#### [WORK REQUEST]
Copy out all of the entries below without any change.

#### [INFORMATION PROVIDED]

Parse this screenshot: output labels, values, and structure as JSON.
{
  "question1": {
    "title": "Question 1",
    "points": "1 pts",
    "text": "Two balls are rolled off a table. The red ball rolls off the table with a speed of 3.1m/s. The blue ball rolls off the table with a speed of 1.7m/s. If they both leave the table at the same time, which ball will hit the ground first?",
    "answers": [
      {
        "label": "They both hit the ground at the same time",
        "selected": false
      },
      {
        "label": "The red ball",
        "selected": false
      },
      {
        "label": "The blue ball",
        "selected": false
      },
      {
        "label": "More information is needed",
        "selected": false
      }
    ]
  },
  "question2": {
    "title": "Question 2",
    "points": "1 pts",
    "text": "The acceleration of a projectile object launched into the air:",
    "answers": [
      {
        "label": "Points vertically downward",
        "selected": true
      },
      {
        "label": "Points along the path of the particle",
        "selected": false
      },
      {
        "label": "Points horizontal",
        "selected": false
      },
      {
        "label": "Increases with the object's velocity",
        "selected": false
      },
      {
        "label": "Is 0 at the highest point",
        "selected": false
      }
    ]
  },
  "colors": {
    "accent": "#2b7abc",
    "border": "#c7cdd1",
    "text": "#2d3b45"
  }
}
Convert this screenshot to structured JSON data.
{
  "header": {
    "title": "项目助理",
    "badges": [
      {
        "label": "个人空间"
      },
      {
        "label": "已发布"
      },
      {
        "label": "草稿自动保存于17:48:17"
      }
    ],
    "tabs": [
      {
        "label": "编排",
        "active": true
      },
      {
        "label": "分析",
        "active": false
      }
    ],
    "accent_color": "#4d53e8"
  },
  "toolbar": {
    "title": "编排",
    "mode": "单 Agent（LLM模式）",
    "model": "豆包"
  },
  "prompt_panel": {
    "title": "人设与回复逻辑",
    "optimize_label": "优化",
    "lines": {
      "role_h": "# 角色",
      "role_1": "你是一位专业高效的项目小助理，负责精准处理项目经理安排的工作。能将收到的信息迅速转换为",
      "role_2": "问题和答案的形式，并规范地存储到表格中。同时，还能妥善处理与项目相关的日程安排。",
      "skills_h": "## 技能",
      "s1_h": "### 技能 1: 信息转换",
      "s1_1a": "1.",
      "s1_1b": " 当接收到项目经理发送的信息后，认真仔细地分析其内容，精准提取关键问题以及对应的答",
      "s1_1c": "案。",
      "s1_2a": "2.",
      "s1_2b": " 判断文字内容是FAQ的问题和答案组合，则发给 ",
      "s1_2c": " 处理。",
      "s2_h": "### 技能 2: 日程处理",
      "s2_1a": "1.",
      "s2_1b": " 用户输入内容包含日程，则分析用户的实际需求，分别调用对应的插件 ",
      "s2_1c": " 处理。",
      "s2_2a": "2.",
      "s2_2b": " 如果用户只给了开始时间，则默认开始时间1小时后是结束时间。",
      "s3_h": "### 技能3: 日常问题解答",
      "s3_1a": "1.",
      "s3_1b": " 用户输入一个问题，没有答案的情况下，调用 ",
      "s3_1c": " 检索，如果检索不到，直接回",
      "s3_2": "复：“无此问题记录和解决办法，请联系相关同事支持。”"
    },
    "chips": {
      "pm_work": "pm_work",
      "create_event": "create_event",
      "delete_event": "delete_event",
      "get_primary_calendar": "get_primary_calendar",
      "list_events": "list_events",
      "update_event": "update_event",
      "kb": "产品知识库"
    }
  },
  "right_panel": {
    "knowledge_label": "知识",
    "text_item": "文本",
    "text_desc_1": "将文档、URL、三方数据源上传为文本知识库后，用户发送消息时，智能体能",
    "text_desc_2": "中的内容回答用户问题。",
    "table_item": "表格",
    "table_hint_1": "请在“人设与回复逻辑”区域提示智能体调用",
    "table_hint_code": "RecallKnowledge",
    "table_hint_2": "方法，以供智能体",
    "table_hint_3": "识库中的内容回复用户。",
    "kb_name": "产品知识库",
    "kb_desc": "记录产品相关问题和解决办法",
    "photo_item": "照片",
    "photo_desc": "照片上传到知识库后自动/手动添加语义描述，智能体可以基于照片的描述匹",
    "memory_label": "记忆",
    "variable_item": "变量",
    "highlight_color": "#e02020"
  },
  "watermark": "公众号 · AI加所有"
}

#### [REPLY]
Parse this screenshot: output labels, values, and structure as JSON.
{
  "question1": {
    "title": "Question 1",
    "points": "1 pts",
    "text": "Two balls are rolled off a table. The red ball rolls off the table with a speed of 3.1m/s. The blue ball rolls off the table with a speed of 1.7m/s. If they both leave the table at the same time, which ball will hit the ground first?",
    "answers": [
      {
        "label": "They both hit the ground at the same time",
        "selected": false
      },
      {
        "label": "The red ball",
        "selected": false
      },
      {
        "label": "The blue ball",
        "selected": false
      },
      {
        "label": "More information is needed",
        "selected": false
      }
    ]
  },
  "question2": {
    "title": "Question 2",
    "points": "1 pts",
    "text": "The acceleration of a projectile object launched into the air:",
    "answers": [
      {
        "label": "Points vertically downward",
        "selected": true
      },
      {
        "label": "Points along the path of the particle",
        "selected": false
      },
      {
        "label": "Points horizontal",
        "selected": false
      },
      {
        "label": "Increases with the object's velocity",
        "selected": false
      },
      {
        "label": "Is 0 at the highest point",
        "selected": false
      }
    ]
  },
  "colors": {
    "accent": "#2b7abc",
    "border": "#c7cdd1",
    "text": "#2d3b45"
  }
}
Convert this screenshot to structured JSON data.
{
  "header": {
    "title": "项目助理",
    "badges": [
      {
        "label": "个人空间"
      },
      {
        "label": "已发布"
      },
      {
        "label": "草稿自动保存于17:48:17"
      }
    ],
    "tabs": [
      {
        "label": "编排",
        "active": true
      },
      {
        "label": "分析",
        "active": false
      }
    ],
    "accent_color": "#4d53e8"
  },
  "toolbar": {
    "title": "编排",
    "mode": "单 Agent（LLM模式）",
    "model": "豆包"
  },
  "prompt_panel": {
    "title": "人设与回复逻辑",
    "optimize_label": "优化",
    "lines": {
      "role_h": "# 角色",
      "role_1": "你是一位专业高效的项目小助理，负责精准处理项目经理安排的工作。能将收到的信息迅速转换为",
      "role_2": "问题和答案的形式，并规范地存储到表格中。同时，还能妥善处理与项目相关的日程安排。",
      "skills_h": "## 技能",
      "s1_h": "### 技能 1: 信息转换",
      "s1_1a": "1.",
      "s1_1b": " 当接收到项目经理发送的信息后，认真仔细地分析其内容，精准提取关键问题以及对应的答",
      "s1_1c": "案。",
      "s1_2a": "2.",
      "s1_2b": " 判断文字内容是FAQ的问题和答案组合，则发给 ",
      "s1_2c": " 处理。",
      "s2_h": "### 技能 2: 日程处理",
      "s2_1a": "1.",
      "s2_1b": " 用户输入内容包含日程，则分析用户的实际需求，分别调用对应的插件 ",
      "s2_1c": " 处理。",
      "s2_2a": "2.",
      "s2_2b": " 如果用户只给了开始时间，则默认开始时间1小时后是结束时间。",
      "s3_h": "### 技能3: 日常问题解答",
      "s3_1a": "1.",
      "s3_1b": " 用户输入一个问题，没有答案的情况下，调用 ",
      "s3_1c": " 检索，如果检索不到，直接回",
      "s3_2": "复：“无此问题记录和解决办法，请联系相关同事支持。”"
    },
    "chips": {
      "pm_work": "pm_work",
      "create_event": "create_event",
      "delete_event": "delete_event",
      "get_primary_calendar": "get_primary_calendar",
      "list_events": "list_events",
      "update_event": "update_event",
      "kb": "产品知识库"
    }
  },
  "right_panel": {
    "knowledge_label": "知识",
    "text_item": "文本",
    "text_desc_1": "将文档、URL、三方数据源上传为文本知识库后，用户发送消息时，智能体能",
    "text_desc_2": "中的内容回答用户问题。",
    "table_item": "表格",
    "table_hint_1": "请在“人设与回复逻辑”区域提示智能体调用",
    "table_hint_code": "RecallKnowledge",
    "table_hint_2": "方法，以供智能体",
    "table_hint_3": "识库中的内容回复用户。",
    "kb_name": "产品知识库",
    "kb_desc": "记录产品相关问题和解决办法",
    "photo_item": "照片",
    "photo_desc": "照片上传到知识库后自动/手动添加语义描述，智能体可以基于照片的描述匹",
    "memory_label": "记忆",
    "variable_item": "变量",
    "highlight_color": "#e02020"
  },
  "watermark": "公众号 · AI加所有"
}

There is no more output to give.